### About this exercise
Find the lines of the records in which the word "meeting" appears and report how many there are, as a number alone.

### Records supplied
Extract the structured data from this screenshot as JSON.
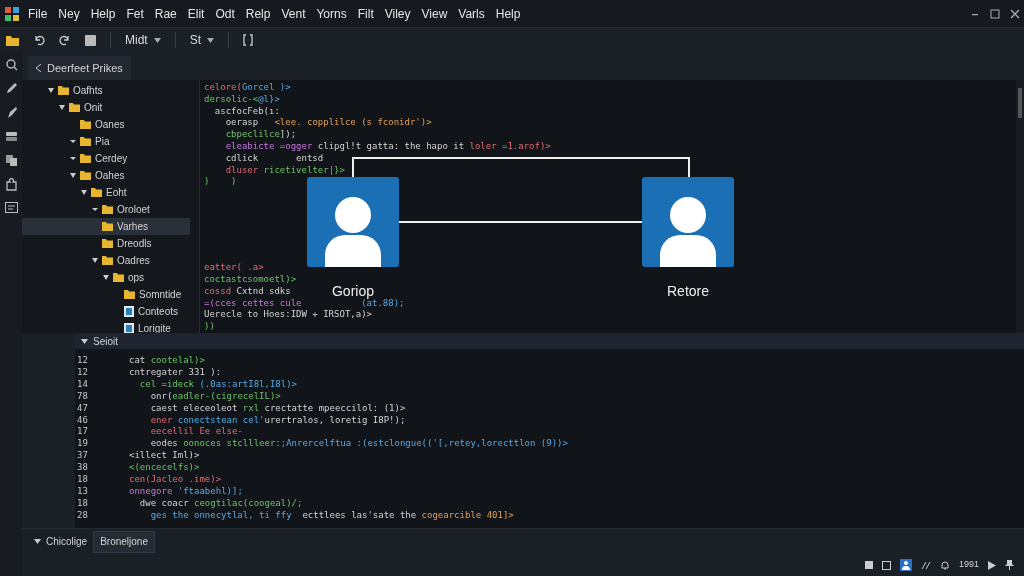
{
  "menu": [
    "File",
    "Ney",
    "Help",
    "Fet",
    "Rae",
    "Elit",
    "Odt",
    "Relp",
    "Vent",
    "Yorns",
    "Filt",
    "Viley",
    "View",
    "Varls",
    "Help"
  ],
  "toolbar": {
    "dropdowns": [
      {
        "label": "Midt"
      },
      {
        "label": "St"
      }
    ]
  },
  "editor_tab": {
    "label": "Deerfeet Prikes"
  },
  "tree": [
    {
      "label": "Oafhts",
      "kind": "folder",
      "expanded": true,
      "selected": false,
      "children": [
        {
          "label": "Onit",
          "kind": "folder",
          "expanded": true,
          "selected": false,
          "children": [
            {
              "label": "Oanes",
              "kind": "folder",
              "selected": false
            },
            {
              "label": "Pia",
              "kind": "folder",
              "expanded": false,
              "selected": false
            },
            {
              "label": "Cerdey",
              "kind": "folder",
              "expanded": false,
              "selected": false
            },
            {
              "label": "Oahes",
              "kind": "folder",
              "expanded": true,
              "selected": false,
              "children": [
                {
                  "label": "Eoht",
                  "kind": "folder",
                  "expanded": true,
                  "selected": false,
                  "children": [
                    {
                      "label": "Oroloet",
                      "kind": "folder",
                      "expanded": false,
                      "selected": false
                    },
                    {
                      "label": "Varhes",
                      "kind": "folder",
                      "selected": true
                    },
                    {
                      "label": "Dreodls",
                      "kind": "folder",
                      "selected": false
                    },
                    {
                      "label": "Oadres",
                      "kind": "folder",
                      "expanded": true,
                      "selected": false,
                      "children": [
                        {
                          "label": "ops",
                          "kind": "folder",
                          "expanded": true,
                          "selected": false,
                          "children": [
                            {
                              "label": "Somntide",
                              "kind": "folder",
                              "selected": false
                            },
                            {
                              "label": "Conteots",
                              "kind": "file",
                              "selected": false
                            },
                            {
                              "label": "Lorigite",
                              "kind": "file",
                              "selected": false
                            }
                          ]
                        }
                      ]
                    }
                  ]
                }
              ]
            }
          ]
        }
      ]
    }
  ],
  "top_code": [
    [
      [
        {
          "text": "celore(",
          "kind": "tag"
        },
        {
          "text": "Gorcel )>",
          "kind": "attr"
        }
      ],
      [
        {
          "text": "dersolic-<",
          "kind": "name"
        },
        {
          "text": "@l}>",
          "kind": "attr"
        }
      ],
      [
        {
          "text": "  ascfocFeb(ı:",
          "kind": "plain"
        }
      ],
      [
        {
          "text": "    oerasp   ",
          "kind": "plain"
        },
        {
          "text": "<lee. copplilce (s fconidr')>",
          "kind": "string"
        }
      ],
      [
        {
          "text": "    cbpeclilce",
          "kind": "name"
        },
        {
          "text": "]);",
          "kind": "plain"
        }
      ],
      [
        {
          "text": "    eleabicte =ogger ",
          "kind": "keyword"
        },
        {
          "text": "clipgl!t gatta: the hapo it ",
          "kind": "plain"
        },
        {
          "text": "loler =1.arof)>",
          "kind": "tag"
        }
      ],
      [
        {
          "text": "    cdlick       entsd",
          "kind": "plain"
        }
      ],
      [
        {
          "text": "    dluser ",
          "kind": "tag"
        },
        {
          "text": "ricetivelter|}>",
          "kind": "name"
        }
      ],
      [
        {
          "text": ")    )",
          "kind": "name"
        }
      ]
    ],
    [
      [
        {
          "text": "eatter( .a>",
          "kind": "tag"
        }
      ],
      [
        {
          "text": "coctastcsomoetl)>",
          "kind": "name"
        }
      ],
      [
        {
          "text": "cossd ",
          "kind": "tag"
        },
        {
          "text": "Cxtnd sdks",
          "kind": "plain"
        }
      ],
      [
        {
          "text": "=(cces cettes cule           ",
          "kind": "keyword"
        },
        {
          "text": "(at.88);",
          "kind": "attr"
        }
      ],
      [
        {
          "text": "Uerecle to Hoes:IDW + IRSOT,a)>",
          "kind": "plain"
        }
      ],
      [
        {
          "text": "))",
          "kind": "name"
        }
      ]
    ]
  ],
  "diagram": {
    "nodes": [
      {
        "label": "Goriop"
      },
      {
        "label": "Retore"
      }
    ]
  },
  "panel": {
    "title": "Seioit"
  },
  "bottom_code": [
    {
      "number": "12",
      "segments": [
        {
          "text": "cat ",
          "kind": "plain"
        },
        {
          "text": "cootelal)>",
          "kind": "name"
        }
      ]
    },
    {
      "number": "12",
      "segments": [
        {
          "text": "cntregater 331 ):",
          "kind": "plain"
        }
      ]
    },
    {
      "number": "14",
      "segments": [
        {
          "text": "  cel =ideck ",
          "kind": "name"
        },
        {
          "text": "(.0as:artI8l,I8l)>",
          "kind": "attr"
        }
      ]
    },
    {
      "number": "78",
      "segments": [
        {
          "text": "    onr(",
          "kind": "plain"
        },
        {
          "text": "eadler-(cigrecelIL)>",
          "kind": "name"
        }
      ]
    },
    {
      "number": "47",
      "segments": [
        {
          "text": "    caest eleceoleot ",
          "kind": "plain"
        },
        {
          "text": "rxl ",
          "kind": "name"
        },
        {
          "text": "crectatte mpeeccilol: (1)>",
          "kind": "plain"
        }
      ]
    },
    {
      "number": "46",
      "segments": [
        {
          "text": "    ener ",
          "kind": "tag"
        },
        {
          "text": "conectstean cel'",
          "kind": "attr"
        },
        {
          "text": "urertralos, loretig I8P!);",
          "kind": "plain"
        }
      ]
    },
    {
      "number": "17",
      "segments": [
        {
          "text": "    eecellil Ee else-",
          "kind": "tag"
        }
      ]
    },
    {
      "number": "19",
      "segments": [
        {
          "text": "    eodes ",
          "kind": "plain"
        },
        {
          "text": "oonoces stcllleer:",
          "kind": "name"
        },
        {
          "text": ";Anrercelftua :(estclongue(('[,retey,lorecttlon (9))>",
          "kind": "attr"
        }
      ]
    },
    {
      "number": "37",
      "segments": [
        {
          "text": "<illect Iml)>",
          "kind": "plain"
        }
      ]
    },
    {
      "number": "38",
      "segments": [
        {
          "text": "<(encecelfs)>",
          "kind": "name"
        }
      ]
    },
    {
      "number": "18",
      "segments": [
        {
          "text": "cen(Jacleo .ime)>",
          "kind": "tag"
        }
      ]
    },
    {
      "number": "13",
      "segments": [
        {
          "text": "onnegore ",
          "kind": "keyword"
        },
        {
          "text": "'ftaabehl)];",
          "kind": "attr"
        }
      ]
    },
    {
      "number": "18",
      "segments": [
        {
          "text": "  dwe coacr ",
          "kind": "plain"
        },
        {
          "text": "ceogtilac(coogeal)/;",
          "kind": "name"
        }
      ]
    },
    {
      "number": "28",
      "segments": [
        {
          "text": "    ges the onnecytlal, ti ffy  ",
          "kind": "attr"
        },
        {
          "text": "ecttlees las'sate the ",
          "kind": "plain"
        },
        {
          "text": "cogearcible 401]>",
          "kind": "string"
        }
      ]
    }
  ],
  "bottom_tabs": [
    {
      "label": "Chicolige",
      "selected": false
    },
    {
      "label": "Broneljone",
      "selected": true
    }
  ],
  "status_bar": {
    "text": "1991"
  }
}
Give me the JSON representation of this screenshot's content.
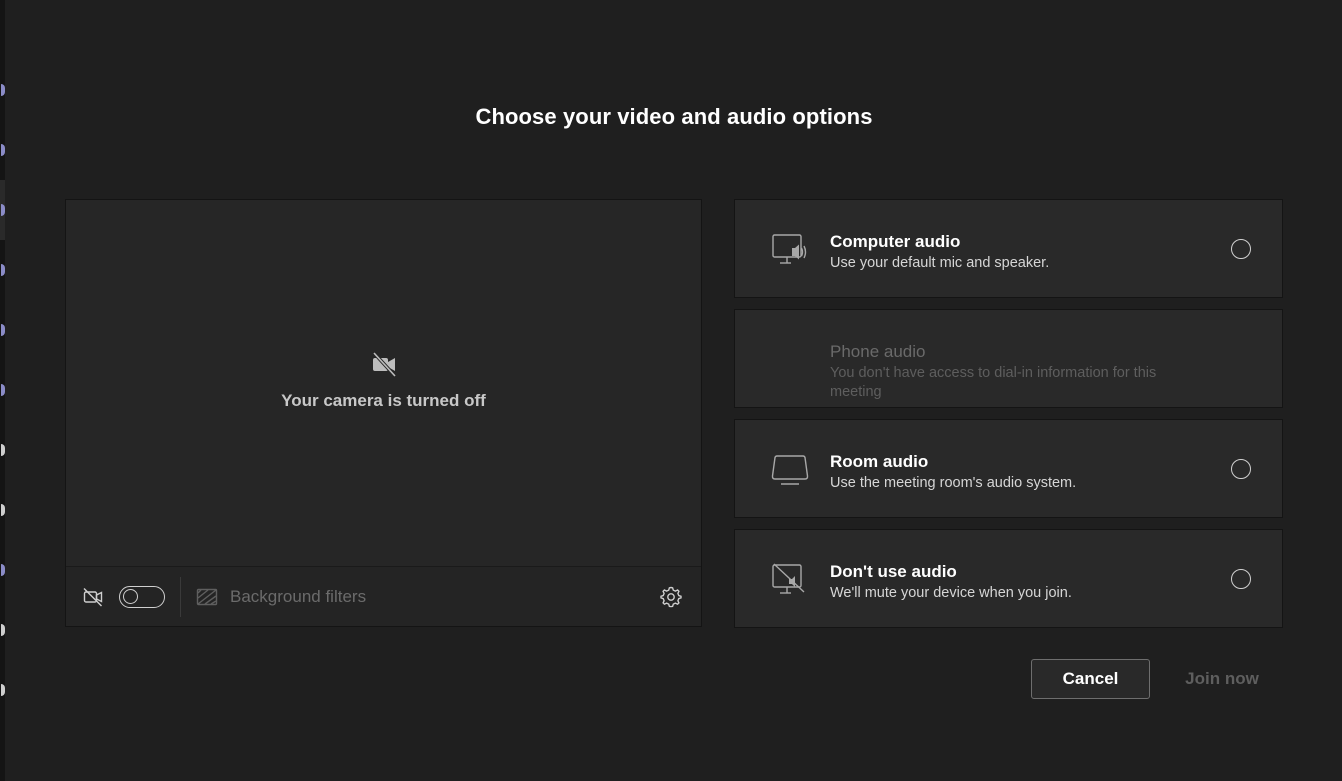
{
  "dialog": {
    "title": "Choose your video and audio options"
  },
  "preview": {
    "camera_off_text": "Your camera is turned off",
    "camera_toggle_state": "off",
    "background_filters_label": "Background filters",
    "icons": {
      "camera_off": "camera-off-icon",
      "background_filters": "background-filters-icon",
      "settings": "gear-icon"
    }
  },
  "audio_options": [
    {
      "title": "Computer audio",
      "description": "Use your default mic and speaker.",
      "icon": "computer-audio-icon",
      "enabled": true,
      "selected": false
    },
    {
      "title": "Phone audio",
      "description": "You don't have access to dial-in information for this meeting",
      "icon": "",
      "enabled": false,
      "selected": false
    },
    {
      "title": "Room audio",
      "description": "Use the meeting room's audio system.",
      "icon": "room-audio-icon",
      "enabled": true,
      "selected": false
    },
    {
      "title": "Don't use audio",
      "description": "We'll mute your device when you join.",
      "icon": "no-audio-icon",
      "enabled": true,
      "selected": false
    }
  ],
  "buttons": {
    "cancel_label": "Cancel",
    "join_label": "Join now"
  },
  "colors": {
    "background": "#1f1f1f",
    "panel": "#292929",
    "disabled_text": "#5e5e5e",
    "accent_strip": "#8b8cc7"
  }
}
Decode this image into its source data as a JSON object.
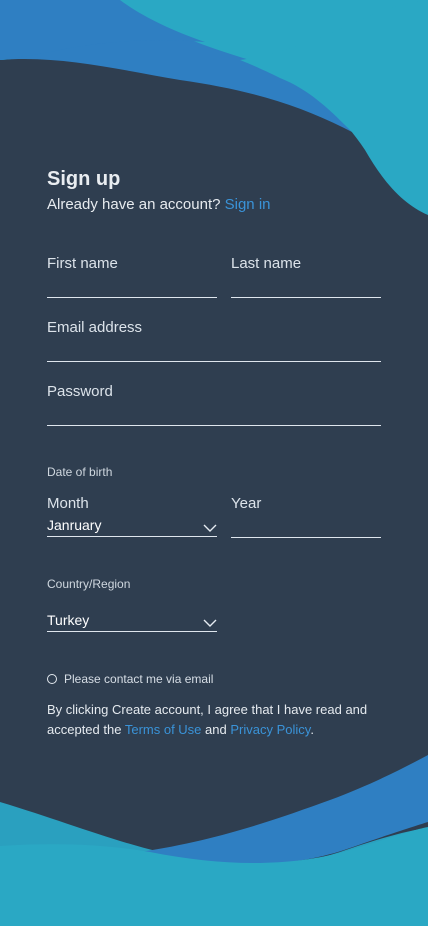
{
  "header": {
    "title": "Sign up",
    "signin_prompt": "Already have an account?",
    "signin_link": "Sign in"
  },
  "form": {
    "first_name_label": "First name",
    "last_name_label": "Last name",
    "email_label": "Email address",
    "password_label": "Password",
    "dob_label": "Date of birth",
    "month_label": "Month",
    "month_value": "Janruary",
    "year_label": "Year",
    "country_label": "Country/Region",
    "country_value": "Turkey",
    "contact_checkbox_label": "Please contact me via email",
    "contact_checkbox_checked": false
  },
  "legal": {
    "text_prefix": "By clicking Create account, I agree that I have read and accepted the",
    "terms_link": "Terms of Use",
    "and_text": "and",
    "privacy_link": "Privacy Policy",
    "period": "."
  },
  "colors": {
    "background": "#2f3e50",
    "accent": "#3a93d8",
    "wave_light": "#2aa8c4",
    "wave_dark": "#2f7fc2"
  },
  "icons": {
    "month_dropdown": "chevron-down-icon",
    "country_dropdown": "chevron-down-icon",
    "checkbox": "radio-circle-icon"
  }
}
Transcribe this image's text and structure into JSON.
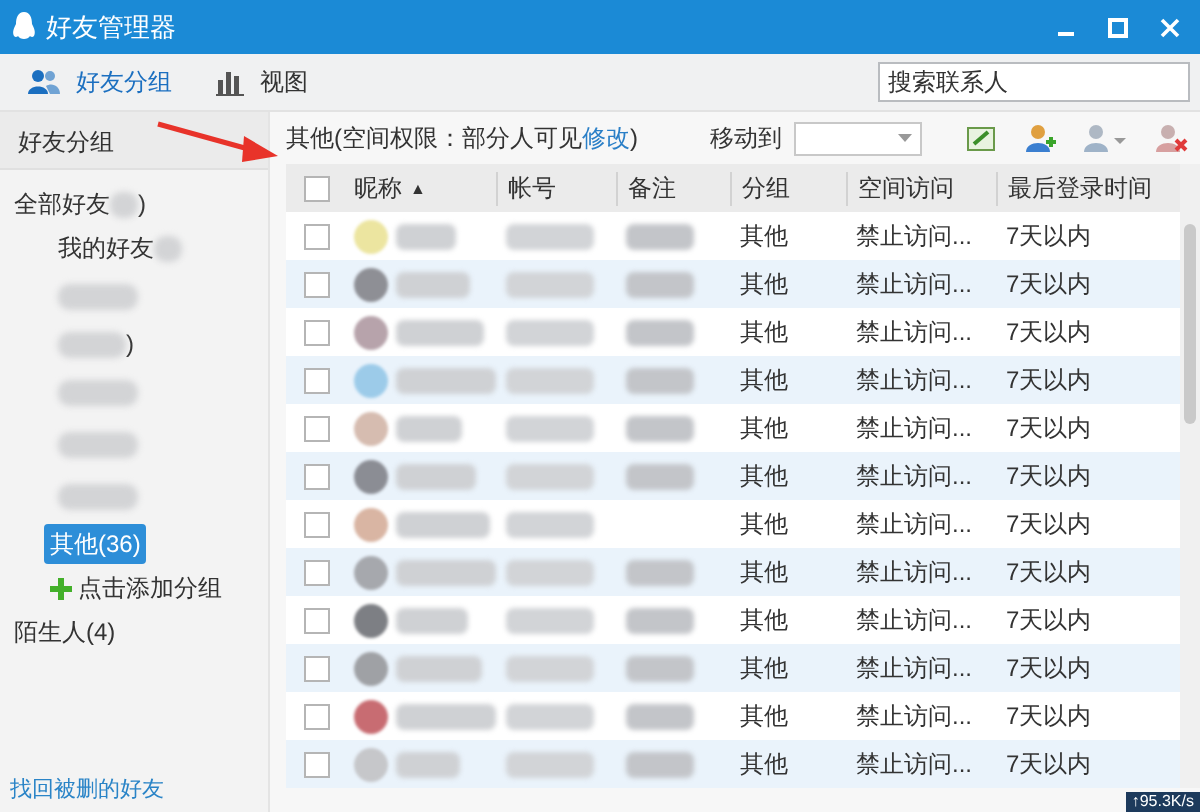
{
  "window": {
    "title": "好友管理器"
  },
  "tabs": [
    {
      "label": "好友分组",
      "selected": true
    },
    {
      "label": "视图",
      "selected": false
    }
  ],
  "search": {
    "placeholder": "搜索联系人"
  },
  "sidebar": {
    "title": "好友分组",
    "groups": [
      {
        "kind": "group",
        "label": "全部好友",
        "after": ")",
        "blurred": true,
        "selected": false,
        "children": [
          {
            "kind": "group",
            "label": "我的好友",
            "blurred": true,
            "selected": false
          },
          {
            "kind": "group",
            "blurred": true,
            "selected": false
          },
          {
            "kind": "group",
            "after": ")",
            "blurred": true,
            "selected": false
          },
          {
            "kind": "group",
            "blurred": true,
            "selected": false
          },
          {
            "kind": "group",
            "blurred": true,
            "selected": false
          },
          {
            "kind": "group",
            "blurred": true,
            "selected": false
          },
          {
            "kind": "group",
            "label": "其他(36)",
            "blurred": false,
            "selected": true
          },
          {
            "kind": "add",
            "label": "点击添加分组"
          }
        ]
      },
      {
        "kind": "group",
        "label": "陌生人(4)",
        "blurred": false,
        "selected": false
      }
    ],
    "footer_link": "找回被删的好友"
  },
  "table": {
    "caption": "其他(空间权限：部分人可见",
    "caption_link": "修改",
    "caption_end": ")",
    "move_label": "移动到",
    "select_all_checked": false,
    "columns": [
      {
        "label": "昵称",
        "sort": "▲"
      },
      {
        "label": "帐号"
      },
      {
        "label": "备注"
      },
      {
        "label": "分组"
      },
      {
        "label": "空间访问"
      },
      {
        "label": "最后登录时间"
      }
    ],
    "rows": [
      {
        "checked": false,
        "group": "其他",
        "access": "禁止访问...",
        "last_login": "7天以内"
      },
      {
        "checked": false,
        "group": "其他",
        "access": "禁止访问...",
        "last_login": "7天以内"
      },
      {
        "checked": false,
        "group": "其他",
        "access": "禁止访问...",
        "last_login": "7天以内"
      },
      {
        "checked": false,
        "group": "其他",
        "access": "禁止访问...",
        "last_login": "7天以内"
      },
      {
        "checked": false,
        "group": "其他",
        "access": "禁止访问...",
        "last_login": "7天以内"
      },
      {
        "checked": false,
        "group": "其他",
        "access": "禁止访问...",
        "last_login": "7天以内"
      },
      {
        "checked": false,
        "group": "其他",
        "access": "禁止访问...",
        "last_login": "7天以内"
      },
      {
        "checked": false,
        "group": "其他",
        "access": "禁止访问...",
        "last_login": "7天以内"
      },
      {
        "checked": false,
        "group": "其他",
        "access": "禁止访问...",
        "last_login": "7天以内"
      },
      {
        "checked": false,
        "group": "其他",
        "access": "禁止访问...",
        "last_login": "7天以内"
      },
      {
        "checked": false,
        "group": "其他",
        "access": "禁止访问...",
        "last_login": "7天以内"
      },
      {
        "checked": false,
        "group": "其他",
        "access": "禁止访问...",
        "last_login": "7天以内"
      }
    ]
  },
  "speed_badge": "↑95.3K/s"
}
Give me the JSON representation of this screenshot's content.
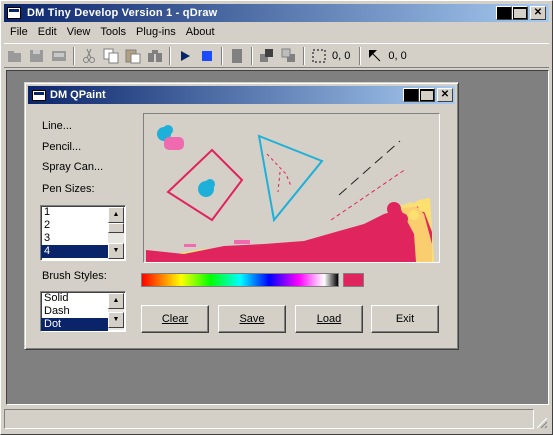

### Result below
2